And despite past failures, he still believes the town could turn the area around Buckwalter Parkway into an economic engine, perhaps with the construction of a convention center or high-end hotel.
Lutz said, "The three (runoff candidates) all want the best for the town, I know that in my heart. But looking at the (current council) and the guys who are running with me, there is not much representation outside of Old Town."
But in order to provide that representation, Lutz will have to win a seat on the council.
To do that, he will need to make inroads with voters the Old Town community.
And he admits that will be a challenge.
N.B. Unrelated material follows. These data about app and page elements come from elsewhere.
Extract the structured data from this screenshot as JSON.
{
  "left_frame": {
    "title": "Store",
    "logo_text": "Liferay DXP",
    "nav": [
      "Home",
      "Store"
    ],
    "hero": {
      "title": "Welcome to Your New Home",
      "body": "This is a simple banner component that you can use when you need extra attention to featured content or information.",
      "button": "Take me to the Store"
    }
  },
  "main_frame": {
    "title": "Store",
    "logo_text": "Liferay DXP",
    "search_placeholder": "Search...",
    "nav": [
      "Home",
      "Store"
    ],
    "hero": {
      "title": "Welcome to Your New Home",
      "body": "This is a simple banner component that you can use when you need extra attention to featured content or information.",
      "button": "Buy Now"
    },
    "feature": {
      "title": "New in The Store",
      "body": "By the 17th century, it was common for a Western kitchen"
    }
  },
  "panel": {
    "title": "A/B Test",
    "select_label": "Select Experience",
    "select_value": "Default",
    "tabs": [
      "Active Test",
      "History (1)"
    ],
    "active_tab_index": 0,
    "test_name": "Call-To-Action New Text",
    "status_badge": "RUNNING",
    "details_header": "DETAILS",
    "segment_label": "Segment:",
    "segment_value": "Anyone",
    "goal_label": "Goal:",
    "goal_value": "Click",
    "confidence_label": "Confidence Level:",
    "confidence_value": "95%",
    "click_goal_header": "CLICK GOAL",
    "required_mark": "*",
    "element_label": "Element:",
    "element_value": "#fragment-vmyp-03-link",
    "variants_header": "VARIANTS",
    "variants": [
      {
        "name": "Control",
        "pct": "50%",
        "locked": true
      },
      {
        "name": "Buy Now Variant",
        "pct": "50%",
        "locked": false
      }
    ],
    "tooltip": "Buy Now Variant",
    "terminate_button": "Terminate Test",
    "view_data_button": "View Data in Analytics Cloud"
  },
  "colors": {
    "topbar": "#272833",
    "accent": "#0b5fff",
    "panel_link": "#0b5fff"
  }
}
"I just don't have a base in Old Town," he said.
He won less than two percent of the vote in the precinct that encompasses much of the historic district.
Bluffton municipal precincts
Huffman won nearly 30 percent. Wood won nearly 35 percent.
The runoff is Nov. 17.
Any registered voter within town limits can vote, regardless of whether he or she voted in the general election.
To find out if you are eligible to vote in the runoff, visit the town's website at www.townofbluffton.sc.gov and click the link that says "Do I live in the town of Bluffton?"
More election results visualized
Follow reporter Lucas High on Twitter at twitter.com/IPBG_Lucas.